• Spores form at the end of the sporangia and are released into the
environment, where they may encounter more favorable growth
Slime Molds
• Phylum Dictyostelida and Phylum Acrasid
• Cellular slime molds.
– Consist of ameba-like cells each containing a single nucleus.
– Chemical signals from the cells can cause them to aggregate into a mass
that resembles a plasmodium, although the individual nuclei remain
separated by their plasma membranes.
– Some cells become spores
Arthropods as Vectors
• Jointed-legged animals, including ticks and insects, belong to the
Phylum Arthropoda.
• Arthropods that carry diseases are called vectors.
– Mechanical transmission
– Biological transmission
• Microbe multiplies in vector
– Definitive host
• Microbe’s sexual reproduction in vector
• Elimination of vector borne diseases is best done by the control or
eradication of the vectors.
Figure 12.33
Learning objectives
List the defining characteristics of algae.
List the outstanding characteristics of the phyla of algae
List the defining characteristics of protozoa.
Describe the outstanding characteristics of phyla of
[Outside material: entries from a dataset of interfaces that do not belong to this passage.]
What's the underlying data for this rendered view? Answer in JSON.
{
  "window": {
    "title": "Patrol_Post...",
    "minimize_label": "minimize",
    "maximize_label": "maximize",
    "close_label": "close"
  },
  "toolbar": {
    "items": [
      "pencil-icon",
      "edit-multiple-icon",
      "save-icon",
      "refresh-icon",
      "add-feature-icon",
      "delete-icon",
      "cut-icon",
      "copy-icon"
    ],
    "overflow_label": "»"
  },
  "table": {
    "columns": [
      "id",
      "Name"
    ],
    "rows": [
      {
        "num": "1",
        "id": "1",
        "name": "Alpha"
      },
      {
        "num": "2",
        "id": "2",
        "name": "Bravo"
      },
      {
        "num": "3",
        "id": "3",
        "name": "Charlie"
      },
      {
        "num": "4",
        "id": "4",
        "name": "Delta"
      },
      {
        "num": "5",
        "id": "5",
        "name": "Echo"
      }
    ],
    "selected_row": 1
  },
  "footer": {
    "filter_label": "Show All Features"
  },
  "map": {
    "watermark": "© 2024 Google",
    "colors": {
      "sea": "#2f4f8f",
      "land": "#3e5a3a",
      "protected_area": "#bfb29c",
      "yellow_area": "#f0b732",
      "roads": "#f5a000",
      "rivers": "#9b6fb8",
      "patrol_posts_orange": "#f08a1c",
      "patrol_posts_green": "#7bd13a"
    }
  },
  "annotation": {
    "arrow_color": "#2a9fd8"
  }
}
• Compare and contrast cellular slime molds and
plasmodial slime molds.
• Define arthropod vector.